Guest More than 1 year ago
This story explores the metamorphosis of Emperor Justinian II from loveable, eager child, through passionate adolescent, thence immediately to spiteful tyrant. It paints a vivid portrait of the court life of Constantinople, as well as the hardships of exile in the eastern hinterlands. Justinian is portrayed as a colorful character of unwavering determination and incredible self-absorption. This book maintains a nice pace despite its bulk of historical detail.
Guest More than 1 year ago
Nicely done historical, but the protagonist was such an unpleasant sort that it was hard to care about him or his times. Turtletaub's literary approach was actually quite sophisticated and, well, literate. But the adventures of this unpleasant Byzantine tyrant were nothing to get excited about -- unless you like cruelty & sadistic, mindless vengeance, which seems to have been Justinian's forte. I for one was left rather cold and had to force myself to finish the tale.

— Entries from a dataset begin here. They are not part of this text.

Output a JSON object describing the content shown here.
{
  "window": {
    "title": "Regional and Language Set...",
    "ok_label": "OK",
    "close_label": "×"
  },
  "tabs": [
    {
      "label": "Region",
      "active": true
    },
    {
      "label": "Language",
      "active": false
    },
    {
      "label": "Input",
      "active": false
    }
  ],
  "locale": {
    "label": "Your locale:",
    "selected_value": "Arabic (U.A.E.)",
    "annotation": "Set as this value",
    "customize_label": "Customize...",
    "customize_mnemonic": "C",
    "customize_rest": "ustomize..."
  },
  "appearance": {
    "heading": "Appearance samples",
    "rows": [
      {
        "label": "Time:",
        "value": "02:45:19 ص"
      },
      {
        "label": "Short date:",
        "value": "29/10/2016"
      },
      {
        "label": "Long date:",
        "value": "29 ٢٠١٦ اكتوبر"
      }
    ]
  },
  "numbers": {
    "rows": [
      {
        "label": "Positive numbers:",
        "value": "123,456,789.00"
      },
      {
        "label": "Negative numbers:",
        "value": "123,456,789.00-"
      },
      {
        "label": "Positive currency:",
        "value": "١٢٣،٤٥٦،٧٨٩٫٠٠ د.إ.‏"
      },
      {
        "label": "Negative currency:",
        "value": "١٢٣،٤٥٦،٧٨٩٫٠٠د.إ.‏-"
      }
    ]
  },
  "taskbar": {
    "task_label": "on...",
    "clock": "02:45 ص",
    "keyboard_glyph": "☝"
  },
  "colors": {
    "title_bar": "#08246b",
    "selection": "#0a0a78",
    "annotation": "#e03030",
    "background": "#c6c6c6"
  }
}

Frankly, I'd have liked to see and hear a bit more about the Khazars who seem to have been a much more interesting group of fellows, especially as they went on to have a very significant influence upon the area -- and the world (if certain scholars are to be believed). This Justinian fellow, on the other hand, was just a minor annoyance on the Byzantine body-politic, having left nothing but a record of his unprecedented dual reign and the viciousness which characterized his mind-set. -- S. W. Mirsky